TASK REQUIREMENTS. Will you extract the entries word for word? Images should not appear in the copy.

Interface dataset entries:
::::::::::

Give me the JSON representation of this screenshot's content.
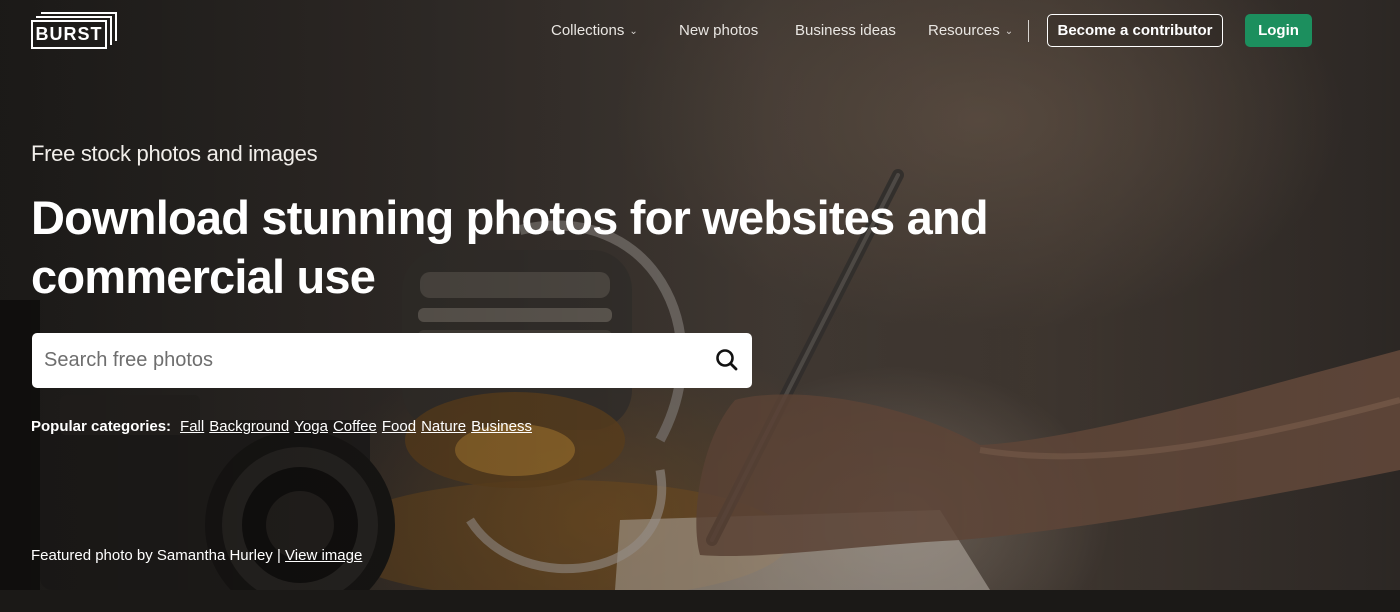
{
  "header": {
    "logo_text": "BURST",
    "nav": [
      {
        "label": "Collections",
        "has_dropdown": true
      },
      {
        "label": "New photos",
        "has_dropdown": false
      },
      {
        "label": "Business ideas",
        "has_dropdown": false
      },
      {
        "label": "Resources",
        "has_dropdown": true
      }
    ],
    "contributor_label": "Become a contributor",
    "login_label": "Login"
  },
  "hero": {
    "eyebrow": "Free stock photos and images",
    "headline_line1": "Download stunning photos for websites and",
    "headline_line2": "commercial use",
    "search_placeholder": "Search free photos",
    "popular_label": "Popular categories:",
    "categories": [
      "Fall",
      "Background",
      "Yoga",
      "Coffee",
      "Food",
      "Nature",
      "Business"
    ],
    "credit_text": "Featured photo by Samantha Hurley |",
    "credit_link": "View image"
  },
  "colors": {
    "login_bg": "#1c8f5e",
    "text": "#ffffff",
    "background": "#1c1a18"
  },
  "icons": [
    "chevron-down-icon",
    "search-icon"
  ]
}
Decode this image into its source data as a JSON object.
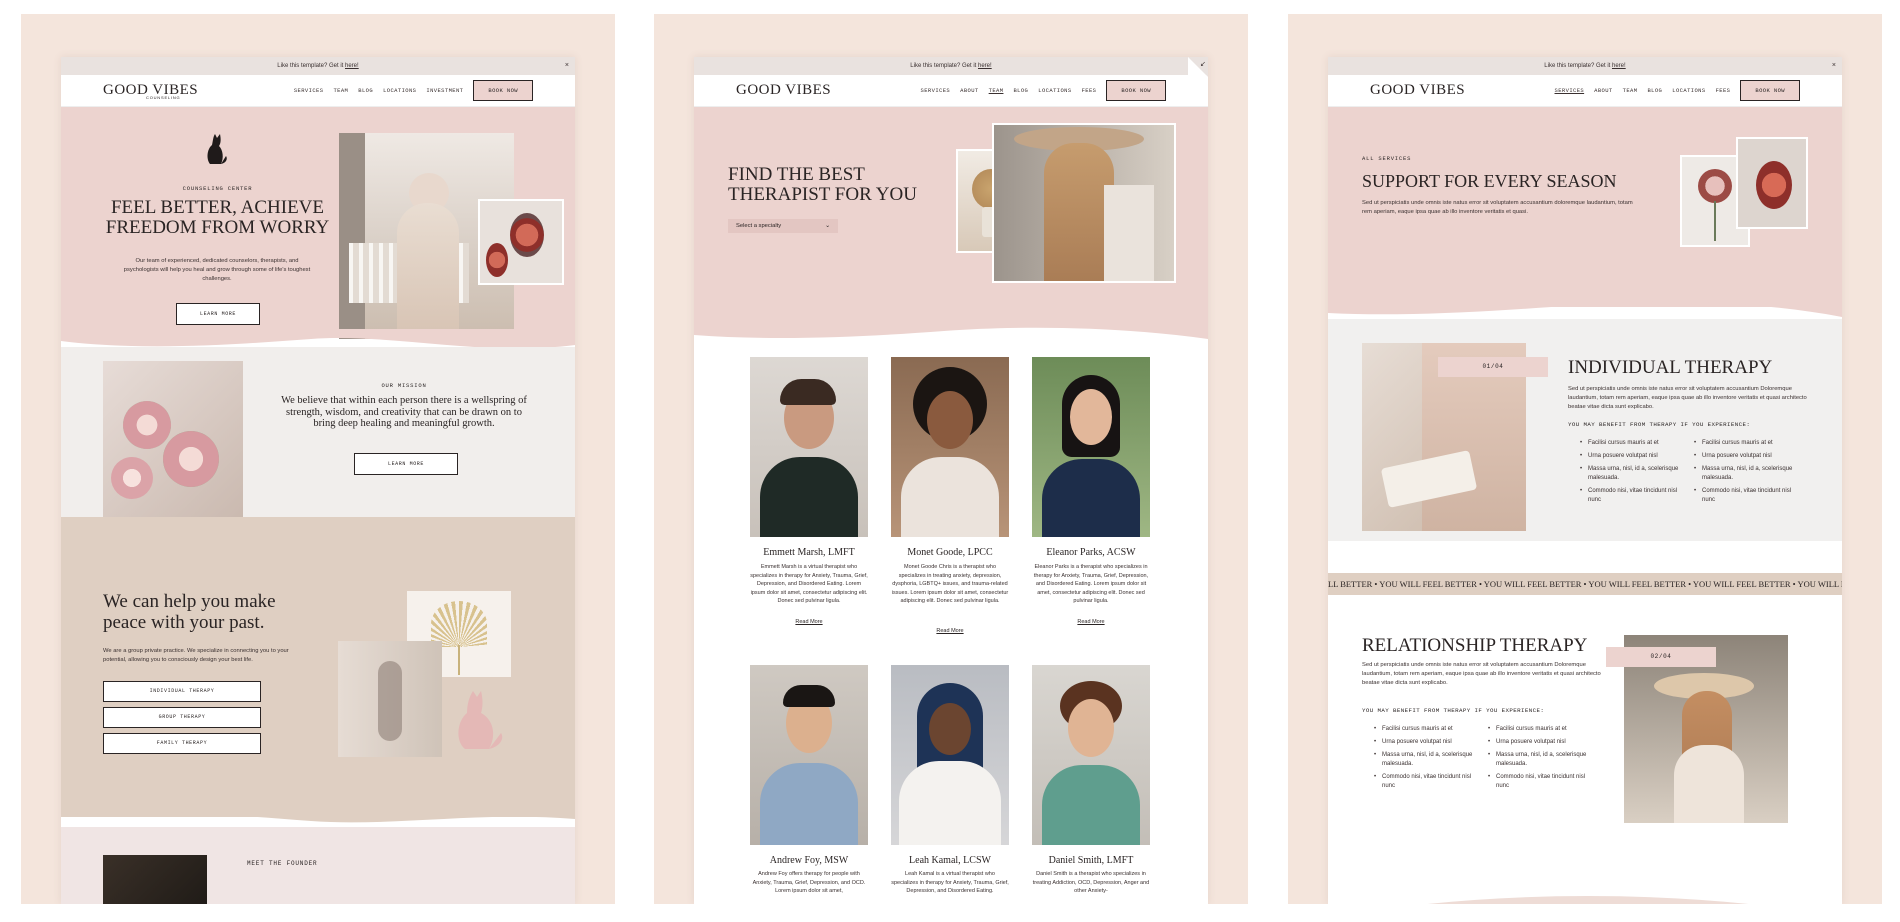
{
  "promo": {
    "text": "Like this template? Get it ",
    "link": "here!",
    "close": "×"
  },
  "brand": {
    "name": "GOOD VIBES",
    "sub": "COUNSELING"
  },
  "nav": {
    "home": [
      "SERVICES",
      "TEAM",
      "BLOG",
      "LOCATIONS",
      "INVESTMENT"
    ],
    "team": [
      "SERVICES",
      "ABOUT",
      "TEAM",
      "BLOG",
      "LOCATIONS",
      "FEES"
    ],
    "services": [
      "SERVICES",
      "ABOUT",
      "TEAM",
      "BLOG",
      "LOCATIONS",
      "FEES"
    ],
    "book": "BOOK NOW"
  },
  "home": {
    "eyebrow": "COUNSELING CENTER",
    "title1": "FEEL BETTER, ACHIEVE",
    "title2": "FREEDOM FROM WORRY",
    "intro": "Our team of experienced, dedicated counselors, therapists, and psychologists will help you heal and grow through some of life's toughest challenges.",
    "learn": "LEARN MORE",
    "mission_label": "OUR MISSION",
    "mission": "We believe that within each person there is a wellspring of strength, wisdom, and creativity that can be drawn on to bring deep healing and meaningful growth.",
    "mission_btn": "LEARN MORE",
    "help_title": "We can help you make peace with your past.",
    "help_text": "We are a group private practice. We specialize in connecting you to your potential, allowing you to consciously design your best life.",
    "services": [
      "INDIVIDUAL THERAPY",
      "GROUP THERAPY",
      "FAMILY THERAPY"
    ],
    "founder": "MEET THE FOUNDER"
  },
  "team": {
    "title1": "FIND THE BEST",
    "title2": "THERAPIST FOR YOU",
    "select": "Select a specialty",
    "read_more": "Read More",
    "members": [
      {
        "name": "Emmett Marsh, LMFT",
        "bio": "Emmett Marsh is a virtual therapist who specializes in therapy for Anxiety, Trauma, Grief, Depression, and Disordered Eating. Lorem ipsum dolor sit amet, consectetur adipiscing elit. Donec sed pulvinar ligula."
      },
      {
        "name": "Monet Goode, LPCC",
        "bio": "Monet Goode Chris is a therapist who specializes in treating anxiety, depression, dysphoria, LGBTQ+ issues, and trauma-related issues. Lorem ipsum dolor sit amet, consectetur adipiscing elit. Donec sed pulvinar ligula."
      },
      {
        "name": "Eleanor Parks, ACSW",
        "bio": "Eleanor Parks is a therapist who specializes in therapy for Anxiety, Trauma, Grief, Depression, and Disordered Eating. Lorem ipsum dolor sit amet, consectetur adipiscing elit. Donec sed pulvinar ligula."
      },
      {
        "name": "Andrew Foy, MSW",
        "bio": "Andrew Foy offers therapy for people with Anxiety, Trauma, Grief, Depression, and OCD. Lorem ipsum dolor sit amet,"
      },
      {
        "name": "Leah Kamal, LCSW",
        "bio": "Leah Kamal is a virtual therapist who specializes in therapy for Anxiety, Trauma, Grief, Depression, and Disordered Eating."
      },
      {
        "name": "Daniel Smith, LMFT",
        "bio": "Daniel Smith is a therapist who specializes in treating Addiction, OCD, Depression, Anger and other Anxiety-"
      }
    ]
  },
  "services": {
    "eyebrow": "ALL SERVICES",
    "title": "SUPPORT FOR EVERY SEASON",
    "intro": "Sed ut perspiciatis unde omnis iste natus error sit voluptatem accusantium doloremque laudantium, totam rem aperiam, eaque ipsa quae ab illo inventore veritatis et quasi.",
    "ind_tag": "01/04",
    "ind_title": "INDIVIDUAL THERAPY",
    "ind_text": "Sed ut perspiciatis unde omnis iste natus error sit voluptatem accusantium Doloremque laudantium, totam rem aperiam, eaque ipsa quae ab illo inventore veritatis et quasi architecto beatae vitae dicta sunt explicabo.",
    "benefit": "YOU MAY BENEFIT FROM THERAPY IF YOU EXPERIENCE:",
    "list_a": [
      "Facilisi cursus mauris at et",
      "Urna posuere volutpat nisl",
      "Massa urna, nisl, id a, scelerisque malesuada.",
      "Commodo nisi, vitae tincidunt nisl nunc"
    ],
    "list_b": [
      "Facilisi cursus mauris at et",
      "Urna posuere volutpat nisl",
      "Massa urna, nisl, id a, scelerisque malesuada.",
      "Commodo nisi, vitae tincidunt nisl nunc"
    ],
    "marquee": "LL BETTER  •  YOU WILL FEEL BETTER  •  YOU WILL FEEL BETTER  •  YOU WILL FEEL BETTER  •  YOU WILL FEEL BETTER  •  YOU WILL F",
    "rel_tag": "02/04",
    "rel_title": "RELATIONSHIP THERAPY",
    "rel_text": "Sed ut perspiciatis unde omnis iste natus error sit voluptatem accusantium Doloremque laudantium, totam rem aperiam, eaque ipsa quae ab illo inventore veritatis et quasi architecto beatae vitae dicta sunt explicabo."
  },
  "colors": {
    "blush": "#ecd3cf",
    "sand": "#dfcfc2",
    "cream": "#f4e5dc",
    "ink": "#2a2424"
  }
}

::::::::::

RESULT OF THIS EXERCISE.
Give me the JSON representation of this screenshot's content.
{
  "header": {
    "logo_text": "BURST",
    "nav": [
      {
        "label": "Collections",
        "has_dropdown": true
      },
      {
        "label": "New photos",
        "has_dropdown": false
      },
      {
        "label": "Business ideas",
        "has_dropdown": false
      },
      {
        "label": "Resources",
        "has_dropdown": true
      }
    ],
    "contributor_label": "Become a contributor",
    "login_label": "Login"
  },
  "hero": {
    "eyebrow": "Free stock photos and images",
    "headline_line1": "Download stunning photos for websites and",
    "headline_line2": "commercial use",
    "search_placeholder": "Search free photos",
    "popular_label": "Popular categories:",
    "categories": [
      "Fall",
      "Background",
      "Yoga",
      "Coffee",
      "Food",
      "Nature",
      "Business"
    ],
    "credit_text": "Featured photo by Samantha Hurley |",
    "credit_link": "View image"
  },
  "colors": {
    "login_bg": "#1c8f5e",
    "text": "#ffffff",
    "background": "#1c1a18"
  },
  "icons": [
    "chevron-down-icon",
    "search-icon"
  ]
}
Decode this image into its source data as a JSON object.
{
  "promo": {
    "text": "Like this template? Get it ",
    "link": "here!",
    "close": "×"
  },
  "brand": {
    "name": "GOOD VIBES",
    "sub": "COUNSELING"
  },
  "nav": {
    "home": [
      "SERVICES",
      "TEAM",
      "BLOG",
      "LOCATIONS",
      "INVESTMENT"
    ],
    "team": [
      "SERVICES",
      "ABOUT",
      "TEAM",
      "BLOG",
      "LOCATIONS",
      "FEES"
    ],
    "services": [
      "SERVICES",
      "ABOUT",
      "TEAM",
      "BLOG",
      "LOCATIONS",
      "FEES"
    ],
    "book": "BOOK NOW"
  },
  "home": {
    "eyebrow": "COUNSELING CENTER",
    "title1": "FEEL BETTER, ACHIEVE",
    "title2": "FREEDOM FROM WORRY",
    "intro": "Our team of experienced, dedicated counselors, therapists, and psychologists will help you heal and grow through some of life's toughest challenges.",
    "learn": "LEARN MORE",
    "mission_label": "OUR MISSION",
    "mission": "We believe that within each person there is a wellspring of strength, wisdom, and creativity that can be drawn on to bring deep healing and meaningful growth.",
    "mission_btn": "LEARN MORE",
    "help_title": "We can help you make peace with your past.",
    "help_text": "We are a group private practice. We specialize in connecting you to your potential, allowing you to consciously design your best life.",
    "services": [
      "INDIVIDUAL THERAPY",
      "GROUP THERAPY",
      "FAMILY THERAPY"
    ],
    "founder": "MEET THE FOUNDER"
  },
  "team": {
    "title1": "FIND THE BEST",
    "title2": "THERAPIST FOR YOU",
    "select": "Select a specialty",
    "read_more": "Read More",
    "members": [
      {
        "name": "Emmett Marsh, LMFT",
        "bio": "Emmett Marsh is a virtual therapist who specializes in therapy for Anxiety, Trauma, Grief, Depression, and Disordered Eating. Lorem ipsum dolor sit amet, consectetur adipiscing elit. Donec sed pulvinar ligula."
      },
      {
        "name": "Monet Goode, LPCC",
        "bio": "Monet Goode Chris is a therapist who specializes in treating anxiety, depression, dysphoria, LGBTQ+ issues, and trauma-related issues. Lorem ipsum dolor sit amet, consectetur adipiscing elit. Donec sed pulvinar ligula."
      },
      {
        "name": "Eleanor Parks, ACSW",
        "bio": "Eleanor Parks is a therapist who specializes in therapy for Anxiety, Trauma, Grief, Depression, and Disordered Eating. Lorem ipsum dolor sit amet, consectetur adipiscing elit. Donec sed pulvinar ligula."
      },
      {
        "name": "Andrew Foy, MSW",
        "bio": "Andrew Foy offers therapy for people with Anxiety, Trauma, Grief, Depression, and OCD. Lorem ipsum dolor sit amet,"
      },
      {
        "name": "Leah Kamal, LCSW",
        "bio": "Leah Kamal is a virtual therapist who specializes in therapy for Anxiety, Trauma, Grief, Depression, and Disordered Eating."
      },
      {
        "name": "Daniel Smith, LMFT",
        "bio": "Daniel Smith is a therapist who specializes in treating Addiction, OCD, Depression, Anger and other Anxiety-"
      }
    ]
  },
  "services": {
    "eyebrow": "ALL SERVICES",
    "title": "SUPPORT FOR EVERY SEASON",
    "intro": "Sed ut perspiciatis unde omnis iste natus error sit voluptatem accusantium doloremque laudantium, totam rem aperiam, eaque ipsa quae ab illo inventore veritatis et quasi.",
    "ind_tag": "01/04",
    "ind_title": "INDIVIDUAL THERAPY",
    "ind_text": "Sed ut perspiciatis unde omnis iste natus error sit voluptatem accusantium Doloremque laudantium, totam rem aperiam, eaque ipsa quae ab illo inventore veritatis et quasi architecto beatae vitae dicta sunt explicabo.",
    "benefit": "YOU MAY BENEFIT FROM THERAPY IF YOU EXPERIENCE:",
    "list_a": [
      "Facilisi cursus mauris at et",
      "Urna posuere volutpat nisl",
      "Massa urna, nisl, id a, scelerisque malesuada.",
      "Commodo nisi, vitae tincidunt nisl nunc"
    ],
    "list_b": [
      "Facilisi cursus mauris at et",
      "Urna posuere volutpat nisl",
      "Massa urna, nisl, id a, scelerisque malesuada.",
      "Commodo nisi, vitae tincidunt nisl nunc"
    ],
    "marquee": "LL BETTER  •  YOU WILL FEEL BETTER  •  YOU WILL FEEL BETTER  •  YOU WILL FEEL BETTER  •  YOU WILL FEEL BETTER  •  YOU WILL F",
    "rel_tag": "02/04",
    "rel_title": "RELATIONSHIP THERAPY",
    "rel_text": "Sed ut perspiciatis unde omnis iste natus error sit voluptatem accusantium Doloremque laudantium, totam rem aperiam, eaque ipsa quae ab illo inventore veritatis et quasi architecto beatae vitae dicta sunt explicabo."
  },
  "colors": {
    "blush": "#ecd3cf",
    "sand": "#dfcfc2",
    "cream": "#f4e5dc",
    "ink": "#2a2424"
  }
}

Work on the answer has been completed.